"I think it was one of those $1.99 plastic frames they sell at the Walgreens just down the street," said Alice Dade, 61, who plays bridge with Foyer every Sunday afternoon after church. "I guess it's not really a surprise that they didn't think to get a nicer frame. It was just a couple months ago that they finally got the house re-painted."

Foyer added that "at least Tom looked put together in the photo."

"At the funeral, it was a different story," she said. "Tom was dressed in some 25-year-old navy-blue suit with a stain on the left breast pocket. That stain killed me. It looked like it was salad dressing. Maybe he died in the suit, and they never bothered to take it off him to have it cleaned."

"Oh, I'm sorry I said that," Foyer added. "At least he was wearing a suit. That's more than I can say for his brothers who came to the funeral."

According to several guests at the service, the ceremony lacked the polish and care that a widow ought to provide for her dead husband.

"There was no special pastor, just our regular one," said Doris Carter, who got to know the Meissners at church events and community gatherings. "His nephew tried to sing both songs in the service, with that tinny portable stereo system as backup. I guess if you're not a trained musician, it's hard to carry a tune in front of an audience."

Pastor John Sipek presided over the ceremony.
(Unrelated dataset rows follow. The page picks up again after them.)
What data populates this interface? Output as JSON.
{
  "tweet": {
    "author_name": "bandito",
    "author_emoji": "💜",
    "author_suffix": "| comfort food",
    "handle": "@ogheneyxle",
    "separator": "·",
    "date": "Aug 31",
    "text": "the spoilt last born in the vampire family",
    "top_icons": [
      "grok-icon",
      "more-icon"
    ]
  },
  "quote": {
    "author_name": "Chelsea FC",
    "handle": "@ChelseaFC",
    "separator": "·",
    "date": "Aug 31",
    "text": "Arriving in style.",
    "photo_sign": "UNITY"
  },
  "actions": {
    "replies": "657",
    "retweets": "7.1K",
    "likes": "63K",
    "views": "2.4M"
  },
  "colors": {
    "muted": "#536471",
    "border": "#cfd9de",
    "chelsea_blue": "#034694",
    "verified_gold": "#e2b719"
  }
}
After leading a prayer and delivering a brief tribute, Sipek opened the pulpit to anyone who wanted "to say a few words" about Meissner.
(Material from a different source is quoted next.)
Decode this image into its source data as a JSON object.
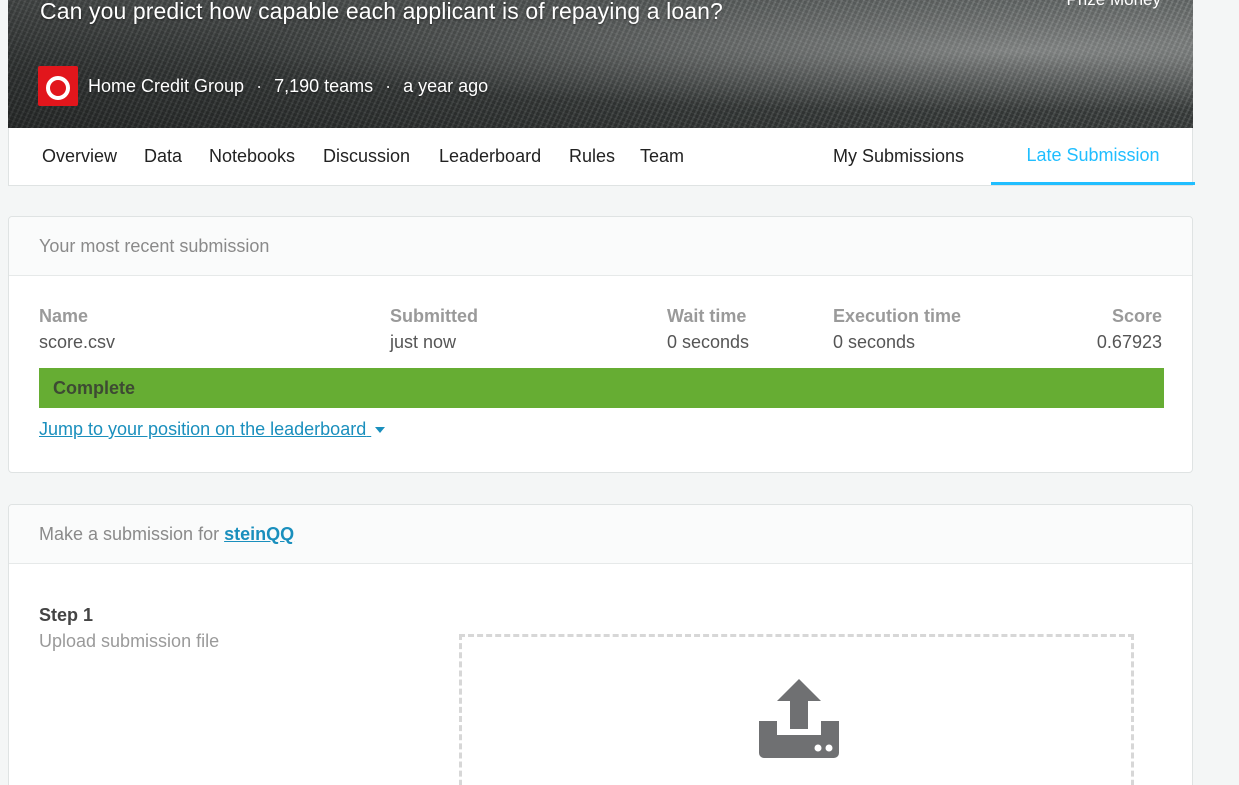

"Judy got so choked up, she lost her place two or three times during her eulogy, which she read off a rumpled little piece of paper she pulled out of her pocket," Foyer said, imitating the gesture with her handkerchief. "I don't know why she didn't ask someone else to address everyone if she wasn't going to be able to. I would've been happy to do it, but she insisted she do it herself, then got up there and fell apart."

"Poor thing," Foyer added.

Although no one complained of discomfort while at the church, several women shared concern for some of the elderly guests.

"My heart went out to that poor gentleman in the pinstriped suit, forced to sit on those uncushioned pews, sweating in the sunlight," Carter said. "I guess he didn't know that, in the warmer months at the Redeemer, it's best to take one of the shady seats in back. They don't have central air."

After the service, the mourners, numbering fewer than 60, drove in a small caravan to the burial plot, located "right off the highway," according to Dade. Although several guests thought the interment rushed and the modest tombstone "an insult to Tom," they were most nettled by the frugality evident at the dinner following the wake.

"When I heard everyone was going to Cracker Barrel after the funeral home, I thought it was a joke," Foyer said. "I asked Judy if she really expected us to share memories at a theme restaurant, and she just said 'yes.' They probably let her reserve the room for free, considering she worked there for so many years. Let's just say I'd had higher hopes for the luncheon."

The post-funeral lunch was even more modest, held in the church's basement, where guests were surprised to discover that the food was homemade.

"I don't want to insult the food at a funeral," said Carter said, smacking her lips in disapproval. "But a word of advice: If you don't know your way around the kitchen, spare yourself the effort. How a woman gets to be as old as Judy without knowing how to cook a decent casserole is beyond me. The coffee was so weak, I couldn't tell if it was decaf or hot water. And not a Sweet 'N Low packet in sight."

Continued Carter: "Not that I minded drinking cold, black coffee. I just felt badly for [Tom's nephew] Robert, who had to drive all the way back to Flint with nothing but a ham sandwich on Wonder Bread in his stomach."

After extending their condolences, Foyer, Carter, and Dade confided to each other that the funeral was "tragic."

"There is no excuse for such a chintzy affair," Dade said. "Tom was sick for almost a year. Judy's had more than enough time to plan a nice funeral. I do believe she tried her best, though. Some people just don't know better. Really, what can you expect from a woman who doesn't keep her lawn mowed?"

Sign up For The Onion's Newsletter

Give your spam filter something to do.

X Close